    There are no current guidelines to prevent an astrocytoma because the cause is unknown.


    American Brain Tumor Association http://www.abta.org

    American Cancer Society http://www.cancer.org


    Brain Tumor Foundation of Canada http://www.braintumour.ca

    Canadian Cancer Society http://www.cancer.ca


    Astrocytoma. American Brain Tumor Association website. Available at: http://www.abta.org/brain-tumor-information/types-of-tumors/astrocytoma.html. Accessed September 6, 2016.

    General information about adult primary central nervous (CNS) tumors. National Cancer Institute website. Available at: http://www.cancer.gov/types/brain/hp/adult-brain-treatment-pdq. Updated January 27, 2016. Accessed September 6, 2016.

    Revision Information

  • LiveWell personal health survey

    How healthy are you really? Find out – free.Learn more

    It's time to stop guessing. If you want to make some changes but just aren't sure how, the free personal health survey from LiveWell is a great place to start.

  • HeartSHAPE Spotlight

    At risk for a heart attack? Learn more

    Fight heart disease and prevent heart attacks. HeartSHAPE® is a painless, non-invasive test that checks pictures of your heart for early-stage coronary disease.

  • Calories and Energy Needs

    Calorie NeedsLearn more

    How many calories do you need to eat each day to maintain your weight and fuel your physical activity? Enter a few of your stats into this calculator to find out.

  • Ideal Body Weight

    Ideal Body WeightLearn more

    Using body mass index as a reference, this calculator determines your ideal body weight range. All you need to do is enter your height.

  • Body Mass Index

    Body Mass IndexLearn more

    This tool considers your height and weight to assess your weight status.

  • Can we help answer your questions?

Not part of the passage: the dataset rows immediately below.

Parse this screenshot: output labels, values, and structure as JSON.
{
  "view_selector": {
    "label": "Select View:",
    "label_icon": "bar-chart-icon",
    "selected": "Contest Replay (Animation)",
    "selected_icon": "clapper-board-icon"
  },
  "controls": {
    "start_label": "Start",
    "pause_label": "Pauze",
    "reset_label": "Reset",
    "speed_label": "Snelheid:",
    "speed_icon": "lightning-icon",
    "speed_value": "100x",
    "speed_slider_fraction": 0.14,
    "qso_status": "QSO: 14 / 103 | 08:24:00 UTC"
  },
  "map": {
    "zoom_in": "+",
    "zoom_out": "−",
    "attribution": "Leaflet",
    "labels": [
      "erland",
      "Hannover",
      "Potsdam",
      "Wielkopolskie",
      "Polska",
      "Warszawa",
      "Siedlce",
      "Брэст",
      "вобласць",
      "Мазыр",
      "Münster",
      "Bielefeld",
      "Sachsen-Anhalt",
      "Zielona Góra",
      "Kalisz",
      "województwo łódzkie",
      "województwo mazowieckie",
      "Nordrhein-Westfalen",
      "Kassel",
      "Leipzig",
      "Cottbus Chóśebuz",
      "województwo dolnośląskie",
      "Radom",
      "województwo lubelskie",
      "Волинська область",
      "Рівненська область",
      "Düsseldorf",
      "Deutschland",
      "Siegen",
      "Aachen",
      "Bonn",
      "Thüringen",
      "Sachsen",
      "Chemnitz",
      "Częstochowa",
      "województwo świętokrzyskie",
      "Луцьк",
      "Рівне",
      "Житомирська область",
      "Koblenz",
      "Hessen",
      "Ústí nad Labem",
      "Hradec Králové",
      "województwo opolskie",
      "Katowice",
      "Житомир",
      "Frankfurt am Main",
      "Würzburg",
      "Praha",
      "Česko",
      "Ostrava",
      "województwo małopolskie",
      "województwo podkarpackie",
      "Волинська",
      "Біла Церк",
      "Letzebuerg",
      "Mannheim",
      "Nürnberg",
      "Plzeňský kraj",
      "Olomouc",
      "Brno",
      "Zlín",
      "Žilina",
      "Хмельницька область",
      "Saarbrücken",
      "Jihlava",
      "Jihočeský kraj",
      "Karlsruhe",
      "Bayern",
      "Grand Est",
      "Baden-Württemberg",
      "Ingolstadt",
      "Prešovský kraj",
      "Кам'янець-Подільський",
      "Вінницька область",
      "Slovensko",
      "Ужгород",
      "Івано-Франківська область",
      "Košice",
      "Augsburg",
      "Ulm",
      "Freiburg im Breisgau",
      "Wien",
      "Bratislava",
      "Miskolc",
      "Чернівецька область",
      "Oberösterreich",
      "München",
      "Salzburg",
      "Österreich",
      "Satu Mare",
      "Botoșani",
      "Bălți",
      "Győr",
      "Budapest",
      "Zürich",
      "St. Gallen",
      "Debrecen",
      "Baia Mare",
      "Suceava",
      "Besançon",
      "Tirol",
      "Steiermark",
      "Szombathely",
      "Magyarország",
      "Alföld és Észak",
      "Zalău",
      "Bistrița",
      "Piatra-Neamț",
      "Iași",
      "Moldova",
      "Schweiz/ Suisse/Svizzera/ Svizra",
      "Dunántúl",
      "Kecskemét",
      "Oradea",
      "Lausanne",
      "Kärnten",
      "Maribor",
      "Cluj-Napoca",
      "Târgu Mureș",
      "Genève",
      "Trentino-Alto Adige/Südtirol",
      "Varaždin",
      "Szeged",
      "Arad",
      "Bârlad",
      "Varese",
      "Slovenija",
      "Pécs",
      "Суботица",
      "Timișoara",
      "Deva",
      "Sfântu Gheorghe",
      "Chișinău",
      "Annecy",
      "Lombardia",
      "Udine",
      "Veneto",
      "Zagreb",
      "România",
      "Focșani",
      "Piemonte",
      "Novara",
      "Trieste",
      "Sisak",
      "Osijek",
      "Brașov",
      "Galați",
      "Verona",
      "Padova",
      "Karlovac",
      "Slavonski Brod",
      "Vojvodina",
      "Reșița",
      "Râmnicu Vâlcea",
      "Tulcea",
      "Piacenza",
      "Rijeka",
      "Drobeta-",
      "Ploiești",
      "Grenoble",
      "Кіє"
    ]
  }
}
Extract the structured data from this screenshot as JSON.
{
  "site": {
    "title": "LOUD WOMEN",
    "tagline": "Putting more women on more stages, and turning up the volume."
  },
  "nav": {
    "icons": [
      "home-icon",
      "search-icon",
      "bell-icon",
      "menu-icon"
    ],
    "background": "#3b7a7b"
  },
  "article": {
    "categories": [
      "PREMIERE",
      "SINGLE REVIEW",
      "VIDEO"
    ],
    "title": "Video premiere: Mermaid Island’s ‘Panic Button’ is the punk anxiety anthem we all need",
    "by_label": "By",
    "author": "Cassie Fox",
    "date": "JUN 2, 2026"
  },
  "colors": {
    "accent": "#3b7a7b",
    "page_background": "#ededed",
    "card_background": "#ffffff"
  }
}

    Wellmont Nurse Connection is your resource for valuable health information any time, 24 hours a day, seven days a week. Speak to a Nurse any time, day or night, at (423) 723-6877 or toll-free at 1-877-230-NURSE.